═════ Dataset excerpts ═════

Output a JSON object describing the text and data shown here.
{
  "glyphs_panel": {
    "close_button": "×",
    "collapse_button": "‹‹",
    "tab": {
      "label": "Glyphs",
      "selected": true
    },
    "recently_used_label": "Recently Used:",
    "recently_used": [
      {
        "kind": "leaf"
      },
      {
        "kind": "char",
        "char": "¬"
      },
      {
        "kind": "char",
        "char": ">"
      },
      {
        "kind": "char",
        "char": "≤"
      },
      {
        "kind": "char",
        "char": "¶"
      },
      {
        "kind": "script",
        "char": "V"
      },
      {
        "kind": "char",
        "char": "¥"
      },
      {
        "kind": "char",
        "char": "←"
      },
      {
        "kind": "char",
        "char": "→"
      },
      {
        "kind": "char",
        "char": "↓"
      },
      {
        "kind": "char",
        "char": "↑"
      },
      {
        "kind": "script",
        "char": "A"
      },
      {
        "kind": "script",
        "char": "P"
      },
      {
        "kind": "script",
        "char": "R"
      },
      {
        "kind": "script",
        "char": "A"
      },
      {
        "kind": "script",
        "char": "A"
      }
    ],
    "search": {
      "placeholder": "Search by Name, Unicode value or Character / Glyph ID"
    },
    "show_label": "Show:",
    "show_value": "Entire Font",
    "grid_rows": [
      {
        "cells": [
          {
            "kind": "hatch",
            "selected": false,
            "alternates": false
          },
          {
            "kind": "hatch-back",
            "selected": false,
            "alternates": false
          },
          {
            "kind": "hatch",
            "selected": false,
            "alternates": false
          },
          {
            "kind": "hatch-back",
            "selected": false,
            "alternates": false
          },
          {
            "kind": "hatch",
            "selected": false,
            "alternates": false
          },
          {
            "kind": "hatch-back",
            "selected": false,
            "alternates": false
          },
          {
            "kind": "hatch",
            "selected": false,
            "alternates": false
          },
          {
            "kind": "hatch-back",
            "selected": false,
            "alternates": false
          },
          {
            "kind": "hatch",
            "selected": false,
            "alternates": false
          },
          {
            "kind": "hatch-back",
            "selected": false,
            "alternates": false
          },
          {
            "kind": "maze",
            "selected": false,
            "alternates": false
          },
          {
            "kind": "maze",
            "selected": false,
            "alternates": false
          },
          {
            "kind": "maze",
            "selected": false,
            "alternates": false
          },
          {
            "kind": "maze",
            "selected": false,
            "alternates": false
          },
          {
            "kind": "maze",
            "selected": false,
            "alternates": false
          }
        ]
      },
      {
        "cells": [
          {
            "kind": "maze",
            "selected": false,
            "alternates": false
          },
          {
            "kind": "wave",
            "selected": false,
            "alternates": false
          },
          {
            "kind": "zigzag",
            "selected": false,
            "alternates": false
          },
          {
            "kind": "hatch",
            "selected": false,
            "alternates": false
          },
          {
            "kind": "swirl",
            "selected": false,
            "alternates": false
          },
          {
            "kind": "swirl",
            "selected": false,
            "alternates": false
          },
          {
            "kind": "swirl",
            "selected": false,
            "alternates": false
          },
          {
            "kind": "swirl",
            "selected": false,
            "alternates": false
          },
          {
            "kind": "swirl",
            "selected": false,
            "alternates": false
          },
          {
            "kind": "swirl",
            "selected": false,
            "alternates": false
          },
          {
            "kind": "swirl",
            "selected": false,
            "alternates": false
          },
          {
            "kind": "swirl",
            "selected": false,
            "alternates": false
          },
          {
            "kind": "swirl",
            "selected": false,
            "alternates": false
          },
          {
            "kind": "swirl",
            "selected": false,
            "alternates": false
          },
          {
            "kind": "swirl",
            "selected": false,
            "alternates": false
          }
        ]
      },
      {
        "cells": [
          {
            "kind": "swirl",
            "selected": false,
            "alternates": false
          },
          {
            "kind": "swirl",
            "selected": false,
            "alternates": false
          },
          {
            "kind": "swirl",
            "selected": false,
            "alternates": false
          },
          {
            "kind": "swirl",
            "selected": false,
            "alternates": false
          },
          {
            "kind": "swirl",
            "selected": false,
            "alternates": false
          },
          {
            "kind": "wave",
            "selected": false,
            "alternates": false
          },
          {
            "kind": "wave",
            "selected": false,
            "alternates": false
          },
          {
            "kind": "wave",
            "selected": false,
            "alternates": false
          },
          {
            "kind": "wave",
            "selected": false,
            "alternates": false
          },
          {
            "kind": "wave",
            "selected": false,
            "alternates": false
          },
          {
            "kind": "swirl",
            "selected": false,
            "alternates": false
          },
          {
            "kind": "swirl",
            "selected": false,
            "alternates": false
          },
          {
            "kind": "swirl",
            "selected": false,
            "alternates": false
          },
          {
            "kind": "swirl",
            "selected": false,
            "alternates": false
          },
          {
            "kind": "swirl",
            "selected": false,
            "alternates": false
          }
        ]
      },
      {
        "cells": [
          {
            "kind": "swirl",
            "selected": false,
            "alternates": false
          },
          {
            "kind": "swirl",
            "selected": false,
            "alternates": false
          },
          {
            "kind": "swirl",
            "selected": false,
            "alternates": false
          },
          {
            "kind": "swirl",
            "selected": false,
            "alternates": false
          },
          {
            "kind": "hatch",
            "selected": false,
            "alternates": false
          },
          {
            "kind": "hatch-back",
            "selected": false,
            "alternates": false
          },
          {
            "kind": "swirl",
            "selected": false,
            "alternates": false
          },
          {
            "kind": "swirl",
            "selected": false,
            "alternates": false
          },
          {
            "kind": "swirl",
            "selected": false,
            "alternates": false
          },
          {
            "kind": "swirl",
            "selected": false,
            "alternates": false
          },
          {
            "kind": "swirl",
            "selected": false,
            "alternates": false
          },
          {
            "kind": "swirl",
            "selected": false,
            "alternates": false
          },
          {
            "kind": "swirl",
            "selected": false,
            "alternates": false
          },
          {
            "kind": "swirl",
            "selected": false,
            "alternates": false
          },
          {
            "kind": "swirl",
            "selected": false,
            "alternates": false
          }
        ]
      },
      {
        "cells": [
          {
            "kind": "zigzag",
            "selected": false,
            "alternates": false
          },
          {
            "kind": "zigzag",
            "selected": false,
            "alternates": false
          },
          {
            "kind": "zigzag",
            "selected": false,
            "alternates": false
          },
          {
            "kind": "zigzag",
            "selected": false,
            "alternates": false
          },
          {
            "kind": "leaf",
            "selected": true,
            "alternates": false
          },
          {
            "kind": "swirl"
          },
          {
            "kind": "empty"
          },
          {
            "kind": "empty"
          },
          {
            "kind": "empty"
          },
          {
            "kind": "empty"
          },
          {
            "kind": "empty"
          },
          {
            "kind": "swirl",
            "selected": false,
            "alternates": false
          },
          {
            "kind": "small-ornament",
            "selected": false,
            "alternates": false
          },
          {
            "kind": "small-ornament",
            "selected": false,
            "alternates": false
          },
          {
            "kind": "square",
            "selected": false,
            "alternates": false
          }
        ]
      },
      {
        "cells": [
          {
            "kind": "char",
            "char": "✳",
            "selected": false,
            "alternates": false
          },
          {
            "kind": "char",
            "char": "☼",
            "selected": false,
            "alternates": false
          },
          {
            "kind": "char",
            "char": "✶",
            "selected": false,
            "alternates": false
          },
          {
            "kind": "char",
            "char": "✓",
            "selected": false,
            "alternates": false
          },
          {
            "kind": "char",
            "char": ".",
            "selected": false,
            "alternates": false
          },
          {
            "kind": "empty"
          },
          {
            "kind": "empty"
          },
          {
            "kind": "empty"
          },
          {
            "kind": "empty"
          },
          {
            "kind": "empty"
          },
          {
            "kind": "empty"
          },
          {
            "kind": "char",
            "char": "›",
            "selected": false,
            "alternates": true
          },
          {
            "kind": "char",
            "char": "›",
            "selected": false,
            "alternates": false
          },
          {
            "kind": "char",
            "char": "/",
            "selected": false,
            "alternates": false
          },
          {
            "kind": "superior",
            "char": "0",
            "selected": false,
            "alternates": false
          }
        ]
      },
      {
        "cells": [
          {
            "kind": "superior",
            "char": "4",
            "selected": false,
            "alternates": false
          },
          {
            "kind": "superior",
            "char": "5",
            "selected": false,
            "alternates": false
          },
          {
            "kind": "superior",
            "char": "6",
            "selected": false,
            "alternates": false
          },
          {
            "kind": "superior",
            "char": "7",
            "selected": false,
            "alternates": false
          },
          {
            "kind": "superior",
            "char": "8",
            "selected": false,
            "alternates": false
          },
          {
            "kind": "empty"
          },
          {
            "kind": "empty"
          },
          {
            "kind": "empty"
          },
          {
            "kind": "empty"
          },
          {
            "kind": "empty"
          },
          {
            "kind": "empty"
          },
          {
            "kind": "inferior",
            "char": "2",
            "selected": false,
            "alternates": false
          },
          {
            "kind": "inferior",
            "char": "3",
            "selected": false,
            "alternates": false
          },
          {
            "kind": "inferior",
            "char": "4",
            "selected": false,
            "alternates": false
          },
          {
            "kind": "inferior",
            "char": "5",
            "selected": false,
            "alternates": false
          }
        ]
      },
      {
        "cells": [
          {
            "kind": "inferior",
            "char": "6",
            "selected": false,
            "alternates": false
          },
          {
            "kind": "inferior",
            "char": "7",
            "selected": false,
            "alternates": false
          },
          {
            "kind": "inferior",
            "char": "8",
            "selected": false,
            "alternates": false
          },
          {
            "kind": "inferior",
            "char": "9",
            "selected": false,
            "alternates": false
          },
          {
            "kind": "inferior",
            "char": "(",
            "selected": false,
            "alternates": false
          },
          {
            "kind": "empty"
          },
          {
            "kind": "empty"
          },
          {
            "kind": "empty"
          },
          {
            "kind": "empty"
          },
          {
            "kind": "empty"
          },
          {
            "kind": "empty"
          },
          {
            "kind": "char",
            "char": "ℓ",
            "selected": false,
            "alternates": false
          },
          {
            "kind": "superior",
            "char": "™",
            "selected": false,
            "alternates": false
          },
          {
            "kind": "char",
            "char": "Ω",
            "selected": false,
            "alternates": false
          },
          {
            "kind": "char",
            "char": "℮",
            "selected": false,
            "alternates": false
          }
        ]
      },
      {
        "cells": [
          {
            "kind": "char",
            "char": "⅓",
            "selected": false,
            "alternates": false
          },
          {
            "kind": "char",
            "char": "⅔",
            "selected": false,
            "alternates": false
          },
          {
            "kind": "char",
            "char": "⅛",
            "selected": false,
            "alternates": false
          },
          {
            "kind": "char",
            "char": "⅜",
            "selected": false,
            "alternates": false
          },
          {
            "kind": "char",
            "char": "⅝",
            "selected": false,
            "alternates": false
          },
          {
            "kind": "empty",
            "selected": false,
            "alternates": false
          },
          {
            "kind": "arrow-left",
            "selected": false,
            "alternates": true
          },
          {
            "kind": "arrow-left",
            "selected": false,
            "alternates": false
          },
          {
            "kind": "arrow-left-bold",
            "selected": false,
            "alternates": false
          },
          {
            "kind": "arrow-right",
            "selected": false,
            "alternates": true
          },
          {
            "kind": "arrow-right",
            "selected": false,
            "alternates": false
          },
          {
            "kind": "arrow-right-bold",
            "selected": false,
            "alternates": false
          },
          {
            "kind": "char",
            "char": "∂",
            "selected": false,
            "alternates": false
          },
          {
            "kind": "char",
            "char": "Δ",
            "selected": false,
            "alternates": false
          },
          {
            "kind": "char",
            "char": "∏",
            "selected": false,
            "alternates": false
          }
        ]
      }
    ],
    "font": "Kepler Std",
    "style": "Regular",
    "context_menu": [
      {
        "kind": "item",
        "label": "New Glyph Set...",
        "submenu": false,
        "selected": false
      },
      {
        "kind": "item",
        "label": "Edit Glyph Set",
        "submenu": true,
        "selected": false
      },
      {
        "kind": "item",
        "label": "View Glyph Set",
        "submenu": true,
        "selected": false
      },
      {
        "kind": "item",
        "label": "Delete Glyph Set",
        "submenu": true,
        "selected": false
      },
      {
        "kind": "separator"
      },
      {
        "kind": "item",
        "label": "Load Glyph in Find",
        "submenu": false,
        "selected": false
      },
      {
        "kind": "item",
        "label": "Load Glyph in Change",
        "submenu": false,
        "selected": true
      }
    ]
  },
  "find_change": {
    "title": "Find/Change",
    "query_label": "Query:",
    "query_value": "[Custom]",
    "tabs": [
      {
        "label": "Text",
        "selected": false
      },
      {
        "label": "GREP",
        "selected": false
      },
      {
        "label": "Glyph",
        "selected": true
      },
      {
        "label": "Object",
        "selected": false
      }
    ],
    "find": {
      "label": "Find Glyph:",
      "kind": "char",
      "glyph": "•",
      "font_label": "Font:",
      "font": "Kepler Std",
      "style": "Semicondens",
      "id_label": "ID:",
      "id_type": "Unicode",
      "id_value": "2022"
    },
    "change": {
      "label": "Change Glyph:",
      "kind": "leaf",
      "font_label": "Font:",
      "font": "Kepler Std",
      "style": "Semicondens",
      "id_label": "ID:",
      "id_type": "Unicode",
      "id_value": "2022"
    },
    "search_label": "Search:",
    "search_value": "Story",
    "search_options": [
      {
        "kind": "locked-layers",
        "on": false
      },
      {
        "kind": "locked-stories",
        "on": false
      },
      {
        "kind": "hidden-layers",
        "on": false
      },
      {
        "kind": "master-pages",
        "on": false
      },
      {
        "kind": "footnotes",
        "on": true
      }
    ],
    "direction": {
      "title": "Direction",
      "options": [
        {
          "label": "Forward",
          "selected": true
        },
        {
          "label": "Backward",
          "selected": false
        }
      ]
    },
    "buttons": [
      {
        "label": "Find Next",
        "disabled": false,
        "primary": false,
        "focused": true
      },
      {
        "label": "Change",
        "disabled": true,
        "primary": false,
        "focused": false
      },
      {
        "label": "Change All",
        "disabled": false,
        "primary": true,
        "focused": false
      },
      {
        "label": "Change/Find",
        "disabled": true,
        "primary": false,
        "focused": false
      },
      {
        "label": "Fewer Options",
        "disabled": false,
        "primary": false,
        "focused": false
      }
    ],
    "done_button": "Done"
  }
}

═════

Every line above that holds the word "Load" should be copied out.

» **Answer to the exercise**:
        "label": "Load Glyph in Find",
        "label": "Load Glyph in Change",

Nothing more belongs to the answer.